Democrat financier Phil Murphy defeated Republican Kim Guadagno in New Jersey governor’s race, which was a big deal, given the state has a history of electing Republicans at the state level even though it overwhelmingly supported Democratic nominee Hillary Clinton during the 2016 presidential election.
Things worked quite well for liberals in Virginia as well, as they not only won the race for governor, lieutenant governor and state attorney general, but also made significant gains in the state's House of Delegates, unseating several longtime Republican incumbents.
Shortly after Ralph Northam came out on top of GOP operative Ed Gillespie in the Virginia gubernatorial race, Trump sent out a fiery (and a very long) tweet distancing himself from Gillespie — a candidate he had endorsed and implored people to vote for just hours before his crippling defeat.
Ed Gillespie worked hard but did not embrace me or what I stand for. Don’t forget, Republicans won 4 out of 4 House seats, and with the economy doing record numbers, we will continue to win, even bigger than before!— Donald J. Trump (@realDonaldTrump) November 8, 2017
In doing so, Trump once again proved he is loyal to no one: not his party, his political partners and definitely not the people who he thinks make him look weak.
Trump also seems to have forgotten that a) the federal races he is touting were in Republican-held districts where Democrats did see a significant gain compared to previous elections and b) Republicans actually won only four of five seats, as a race in California did not turn out in their favor.
Reminder: Trump tweeted a bunch for Gillespie, just recorded a robocall that went out today for Gillespie.— Kyle Griffin (@kylegriffin1) November 8, 2017
Trump before Ed Gillespie lost- He embraces what I stand for.— Tony Posnanski (@tonyposnanski) November 8, 2017
Trump after Ed Gillespie lost- He does not embrace what I stand for. pic.twitter.com/HloEf6gfTh
This is not the first time the commander-in-chief has criticized a candidate he formerly supported.
In September, after Trump’s pick for Alabama Senate race lost the state's Republican primary, Trump now only hinted he might have made a mistake, but also deleted the tweets endorsing the losing candidate as soon as the polls projected his defeat.
The president publicly supported Sen. Luther Strange.
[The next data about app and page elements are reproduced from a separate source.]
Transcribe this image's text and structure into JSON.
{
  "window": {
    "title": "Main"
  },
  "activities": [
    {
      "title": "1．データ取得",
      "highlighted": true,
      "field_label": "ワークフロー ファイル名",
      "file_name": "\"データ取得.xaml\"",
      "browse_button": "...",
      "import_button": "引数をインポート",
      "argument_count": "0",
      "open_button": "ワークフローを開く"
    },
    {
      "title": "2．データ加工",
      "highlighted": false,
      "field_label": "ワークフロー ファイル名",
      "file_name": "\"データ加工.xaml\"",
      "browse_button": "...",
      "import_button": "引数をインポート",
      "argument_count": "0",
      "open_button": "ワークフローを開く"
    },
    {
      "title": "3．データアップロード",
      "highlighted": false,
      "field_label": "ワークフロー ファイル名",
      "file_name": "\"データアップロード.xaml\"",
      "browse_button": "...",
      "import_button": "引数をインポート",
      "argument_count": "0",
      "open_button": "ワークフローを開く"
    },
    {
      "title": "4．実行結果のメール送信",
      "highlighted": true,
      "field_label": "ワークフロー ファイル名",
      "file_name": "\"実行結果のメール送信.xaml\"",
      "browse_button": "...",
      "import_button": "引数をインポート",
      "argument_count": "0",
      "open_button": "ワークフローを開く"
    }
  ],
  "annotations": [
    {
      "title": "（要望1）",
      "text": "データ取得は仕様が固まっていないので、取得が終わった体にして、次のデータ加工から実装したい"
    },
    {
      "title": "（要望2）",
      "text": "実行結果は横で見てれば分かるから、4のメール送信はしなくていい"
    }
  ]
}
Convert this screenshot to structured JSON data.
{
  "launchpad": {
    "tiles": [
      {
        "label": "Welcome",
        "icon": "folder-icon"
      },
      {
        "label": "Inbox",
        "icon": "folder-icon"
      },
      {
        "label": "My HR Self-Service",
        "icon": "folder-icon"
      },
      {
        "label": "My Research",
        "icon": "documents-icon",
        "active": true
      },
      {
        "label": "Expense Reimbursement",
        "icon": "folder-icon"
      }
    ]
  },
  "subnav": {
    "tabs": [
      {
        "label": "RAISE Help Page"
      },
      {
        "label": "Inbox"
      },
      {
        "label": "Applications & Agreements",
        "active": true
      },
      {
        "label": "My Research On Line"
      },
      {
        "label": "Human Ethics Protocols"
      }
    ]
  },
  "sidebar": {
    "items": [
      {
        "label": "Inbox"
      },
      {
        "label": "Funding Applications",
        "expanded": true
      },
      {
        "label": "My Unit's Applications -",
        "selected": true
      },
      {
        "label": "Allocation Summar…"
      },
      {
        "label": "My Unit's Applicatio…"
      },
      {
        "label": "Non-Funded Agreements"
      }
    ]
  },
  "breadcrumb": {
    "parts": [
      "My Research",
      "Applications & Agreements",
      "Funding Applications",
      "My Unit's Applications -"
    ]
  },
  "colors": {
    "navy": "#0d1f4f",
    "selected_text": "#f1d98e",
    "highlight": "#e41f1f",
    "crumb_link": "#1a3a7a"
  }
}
One of his now-deleted tweets read: “ALABAMA, get out and vote for Luther Strange - he has proven to me that he will never let you down! #MAGA" while another read, “Luther Strange has been shooting up in the Alabama polls since my endorsement. Finish the job - vote today for 'Big Luther.’”
However, he later congratulated Strange’s rival Roy Moore on his win.
Congratulations to Roy Moore on his Republican Primary win in Alabama. Luther Strange started way back & ran a good race. Roy, WIN in Dec!— Donald J. Trump (@realDonaldTrump) September 27, 2017
A number of people called Trump out for treating Gillespie, another candidate of his own party, the way he treated Strange.
Will Trump now pretend he didn’t support Gillespie, just like he did with Luther Strange?— Brian Klaas (@brianklaas) November 8, 2017
Trump, Stewart and Breitbart are all trying to erase the memory of Gillespie running on the hard-right “nationalist” race/immigration playbook.— Daniel Dale (@ddale8) November 8, 2017
Also, don't forget: not only did Trump campaign for Gillespie, so did @VP Mike Pence.— Hernandez Stroud (@StroudHernandez) November 8, 2017
While Gillespie’s campaign maintained its distance from Trump and never invited him to any of his campaign events — perhaps in hopes of not upsetting the voters and mobilizing the Democratic turnout — Gillespie nevertheless ran a very Trumpian campaign. He used race baiting and anti-immigrant rhetoric to stir up votes from the alt-right, even while attempting to appeal to moderate voters.
While the GOP can partly blame its historic loss on its own policies and on many of its former incumbents, who had been around for ages and did not expect Democrats to give them a serious fight, it mainly has Trump to hold responsible.
As the exit poll showed, Trump's approval rating in Virginia voters was just 42 percent. Of the 50 percent people who said Trump was a major factor in their vote, the majority claimed they wanted to send a message of opposition to Trump.
Thumbnail/Banner: Reuters, Jonathan Ernst